NEW YORK — Citigroup Inc. has started sending replacement credit cards to its customers, apparently in response to a massive security breach at a payment-processing company.

Heartland Payment Systems Inc. revealed on Jan. 20 that its system used to process Visa, MasterCard, American Express and Discover Card transactions was breached late last year.

The Princeton, N.J., company said the breach did not involve merchant data, cardholders' Social Security numbers, unencrypted personal identification numbers, addresses or telephone numbers.

Although a Citi spokeswoman said the bank had no new reports of data breaches since Heartland, she could not immediately confirm if the replacement cards recently sent out were in fact related to the Heartland case. The New York-based bank does not reveal how many of its customers are involved when data security breaches are reported, so it is unclear how many cards were sent out.

Those that were mailed came with a notice labeled "Important Security Message" that explains the "account number may have been illegally obtained as a result of a merchant database compromise and could be at risk for unauthorized use."

Citi has more than 150 million credit card accounts worldwide.

Dozens of banks across the nation have said their customers were involved in the Heartland breach and have issued new cards to consumers. A handful of others have told The Associated Press they are monitoring their systems for unusual activity to detect fraud.

No major new data breaches have been reported to federal officials in recent weeks.

Last year, the number of identity theft cases jumped 22 percent to 9.9 million, according to a study released last week by Javelin Strategy & Research. The fraud price tag totaled $48 million, the study said.

Laws in 44 states require organizations holding consumer data to tell people when their information has leaked, according to the National Conference of State Legislatures.

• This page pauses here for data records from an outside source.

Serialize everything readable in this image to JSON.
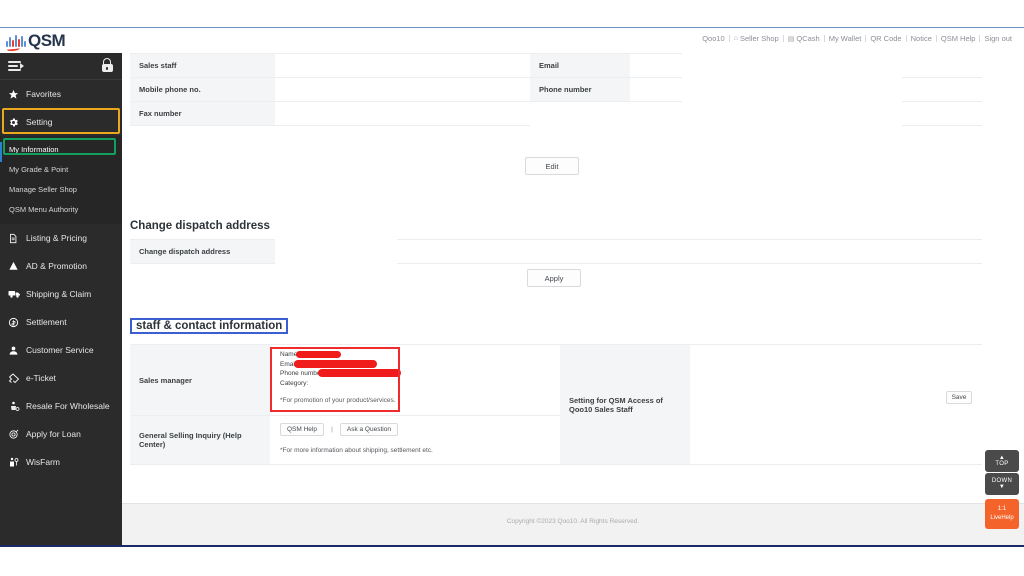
{
  "brand": {
    "logo_text": "QSM",
    "accent_blue": "#3b6fb6",
    "accent_red": "#e8402a",
    "dark": "#26354d"
  },
  "topnav": {
    "items": [
      {
        "label": "Qoo10",
        "icon": ""
      },
      {
        "label": "Seller Shop",
        "icon": "shop-icon"
      },
      {
        "label": "QCash",
        "icon": "cash-icon"
      },
      {
        "label": "My Wallet",
        "icon": ""
      },
      {
        "label": "QR Code",
        "icon": ""
      },
      {
        "label": "Notice",
        "icon": ""
      },
      {
        "label": "QSM Help",
        "icon": ""
      },
      {
        "label": "Sign out",
        "icon": ""
      }
    ]
  },
  "sidebar": {
    "collapse_icon": "hamburger-collapse-icon",
    "lock_icon": "lock-icon",
    "items": [
      {
        "label": "Favorites",
        "icon": "star-icon",
        "highlight": "none"
      },
      {
        "label": "Setting",
        "icon": "gear-icon",
        "highlight": "orange"
      },
      {
        "label": "Listing & Pricing",
        "icon": "document-icon",
        "highlight": "none"
      },
      {
        "label": "AD & Promotion",
        "icon": "megaphone-icon",
        "highlight": "none"
      },
      {
        "label": "Shipping & Claim",
        "icon": "truck-icon",
        "highlight": "none"
      },
      {
        "label": "Settlement",
        "icon": "coin-icon",
        "highlight": "none"
      },
      {
        "label": "Customer Service",
        "icon": "person-icon",
        "highlight": "none"
      },
      {
        "label": "e-Ticket",
        "icon": "ticket-icon",
        "highlight": "none"
      },
      {
        "label": "Resale For Wholesale",
        "icon": "resale-icon",
        "highlight": "none"
      },
      {
        "label": "Apply for Loan",
        "icon": "loan-icon",
        "highlight": "none"
      },
      {
        "label": "WisFarm",
        "icon": "farm-icon",
        "highlight": "none"
      }
    ],
    "setting_submenu": [
      {
        "label": "My Information",
        "selected": true
      },
      {
        "label": "My Grade & Point",
        "selected": false
      },
      {
        "label": "Manage Seller Shop",
        "selected": false
      },
      {
        "label": "QSM Menu Authority",
        "selected": false
      }
    ],
    "highlight_colors": {
      "orange": "#e9a820",
      "green": "#11a05e"
    }
  },
  "seller_info": {
    "left_rows": [
      {
        "label": "Sales staff",
        "value": ""
      },
      {
        "label": "Mobile phone no.",
        "value": ""
      },
      {
        "label": "Fax number",
        "value": ""
      }
    ],
    "right_rows": [
      {
        "label": "Email",
        "value": ""
      },
      {
        "label": "Phone number",
        "value": ""
      }
    ],
    "edit_label": "Edit"
  },
  "dispatch": {
    "title": "Change dispatch address",
    "row_label": "Change dispatch address",
    "row_value": "",
    "apply_label": "Apply"
  },
  "staff_contact": {
    "title": "staff & contact information",
    "title_highlight_color": "#3b5fd0",
    "rows": [
      {
        "label": "Sales manager",
        "fields": [
          {
            "key": "Name:",
            "value": "",
            "redacted": true
          },
          {
            "key": "Email:",
            "value": "",
            "redacted": true
          },
          {
            "key": "Phone number:",
            "value": "",
            "redacted": true
          },
          {
            "key": "Category:",
            "value": "",
            "redacted": false
          }
        ],
        "note": "*For promotion of your product/services.",
        "redaction_color": "#f01b1b"
      },
      {
        "label": "General Selling Inquiry (Help Center)",
        "buttons": [
          "QSM Help",
          "Ask a Question"
        ],
        "separator": "|",
        "note": "*For more information about shipping, settlement etc."
      }
    ],
    "right_label": "Setting for QSM Access of Qoo10 Sales Staff",
    "save_label": "Save"
  },
  "footer": {
    "copyright": "Copyright ©2023 Qoo10. All Rights Reserved."
  },
  "floating": {
    "top_label": "TOP",
    "top_arrow": "▲",
    "down_label": "DOWN",
    "down_arrow": "▼",
    "livehelp_line1": "1:1",
    "livehelp_line2": "LiveHelp",
    "livehelp_color": "#f4642a"
  }
}
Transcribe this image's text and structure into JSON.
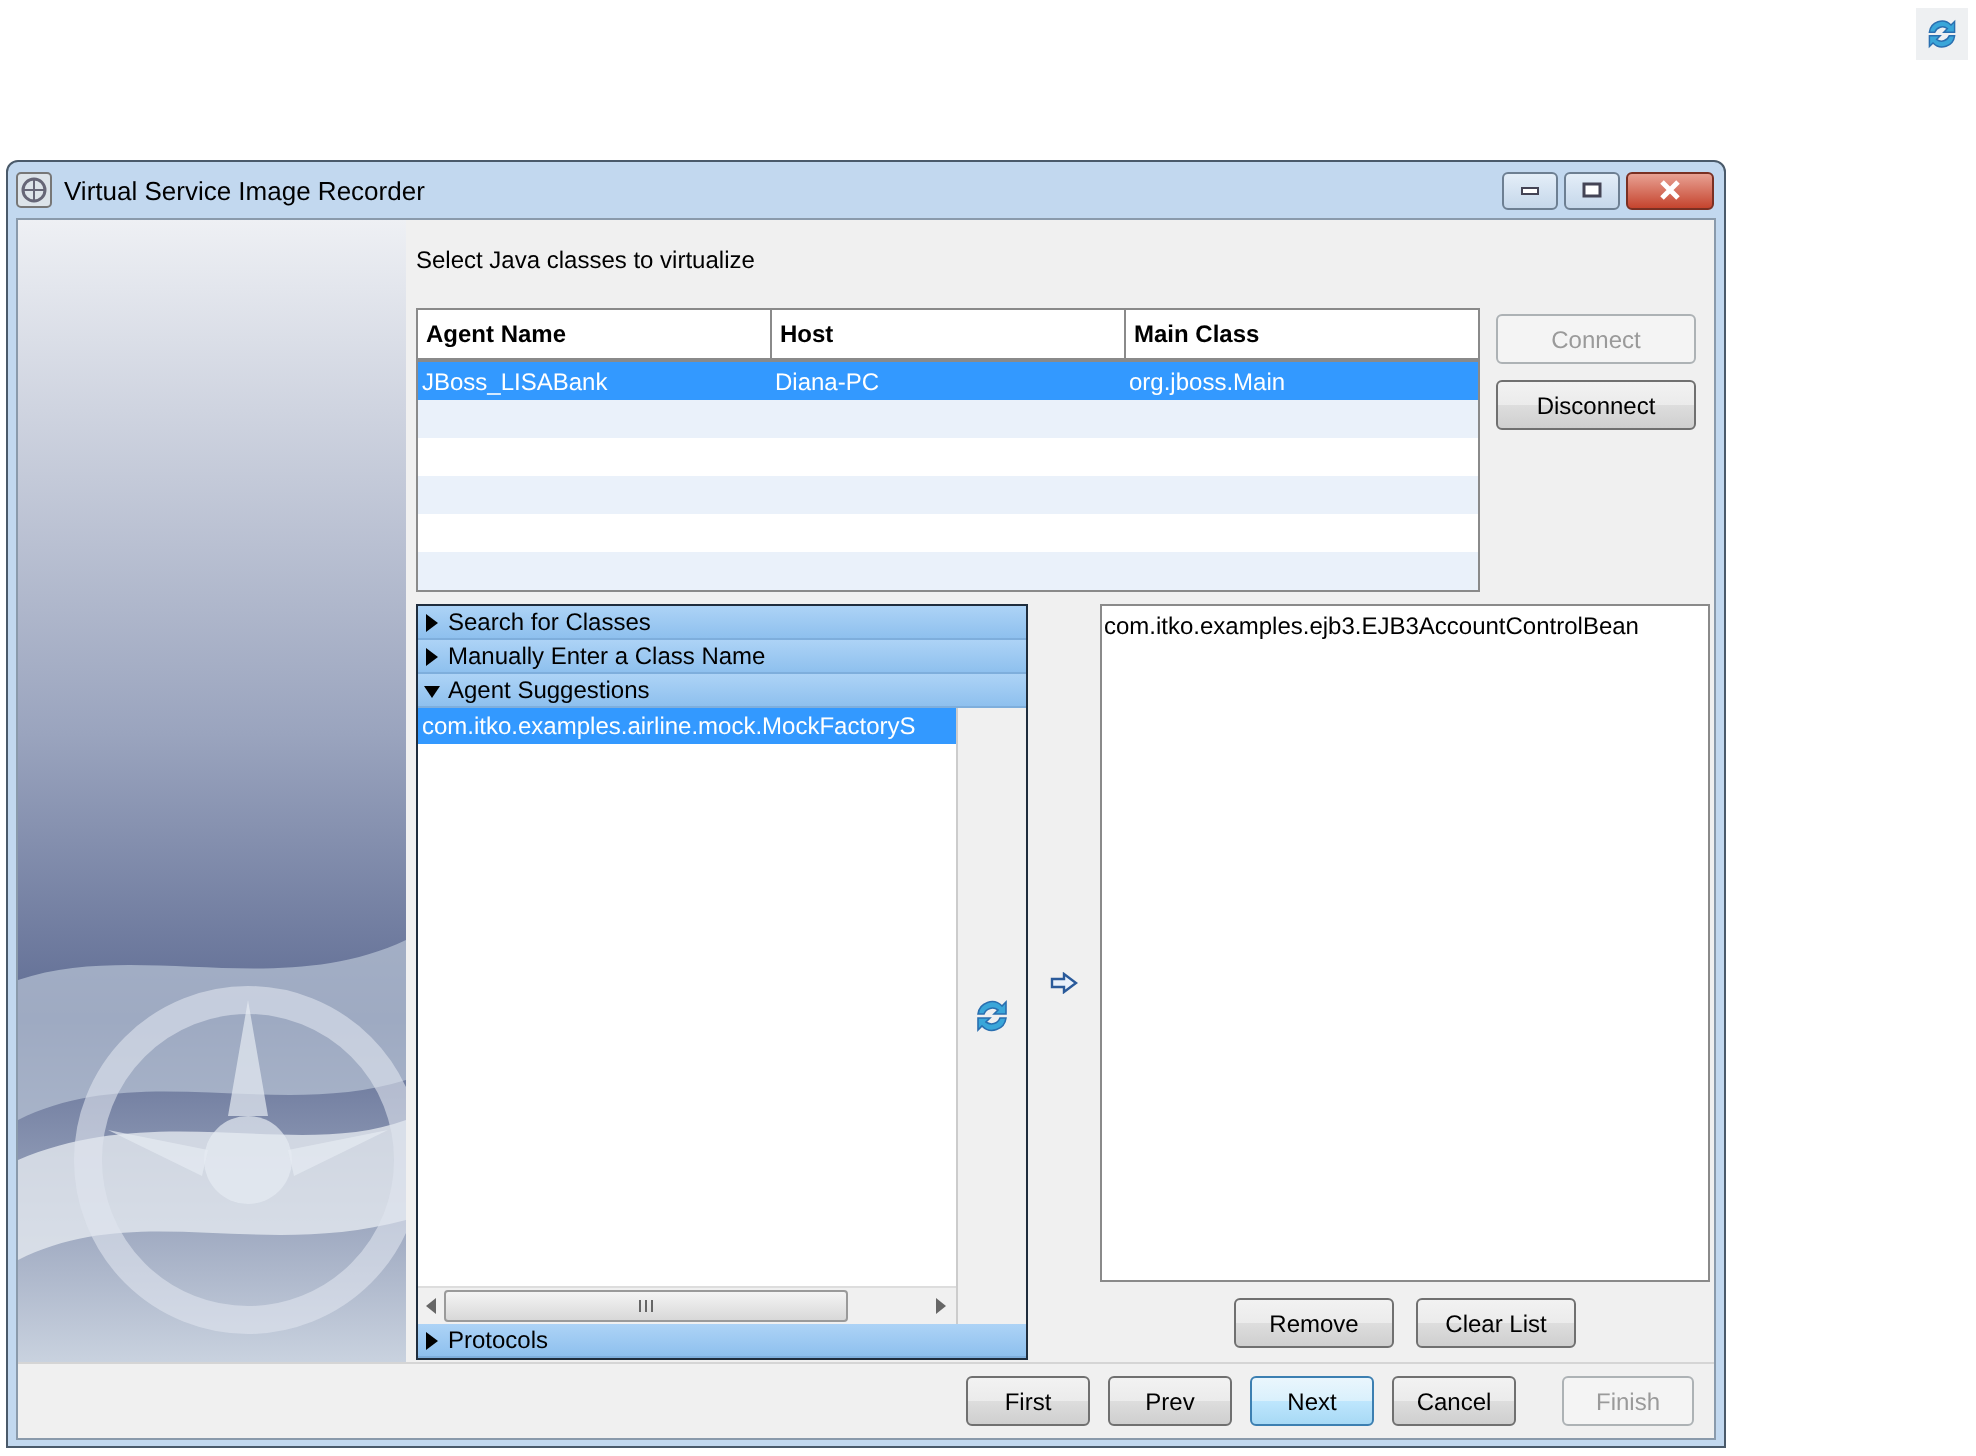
{
  "window": {
    "title": "Virtual Service Image Recorder"
  },
  "instruction": "Select Java classes to virtualize",
  "agents_table": {
    "columns": [
      "Agent Name",
      "Host",
      "Main Class"
    ],
    "rows": [
      {
        "cells": [
          "JBoss_LISABank",
          "Diana-PC",
          "org.jboss.Main"
        ],
        "selected": true
      }
    ]
  },
  "agent_buttons": [
    {
      "label": "Connect",
      "disabled": true
    },
    {
      "label": "Disconnect",
      "disabled": false
    }
  ],
  "sections": [
    {
      "label": "Search for Classes",
      "expanded": false
    },
    {
      "label": "Manually Enter a Class Name",
      "expanded": false
    },
    {
      "label": "Agent Suggestions",
      "expanded": true,
      "items": [
        {
          "text": "com.itko.examples.airline.mock.MockFactoryS",
          "selected": true
        }
      ]
    },
    {
      "label": "Protocols",
      "expanded": false
    }
  ],
  "chosen_classes": [
    "com.itko.examples.ejb3.EJB3AccountControlBean"
  ],
  "list_buttons": [
    {
      "label": "Remove",
      "disabled": false
    },
    {
      "label": "Clear List",
      "disabled": false
    }
  ],
  "nav_buttons": [
    {
      "label": "First",
      "disabled": false,
      "focused": false
    },
    {
      "label": "Prev",
      "disabled": false,
      "focused": false
    },
    {
      "label": "Next",
      "disabled": false,
      "focused": true
    },
    {
      "label": "Cancel",
      "disabled": false,
      "focused": false
    },
    {
      "label": "Finish",
      "disabled": true,
      "focused": false
    }
  ]
}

The Heartland breach is the latest in a series of high-profile breaches for major retailers and banks.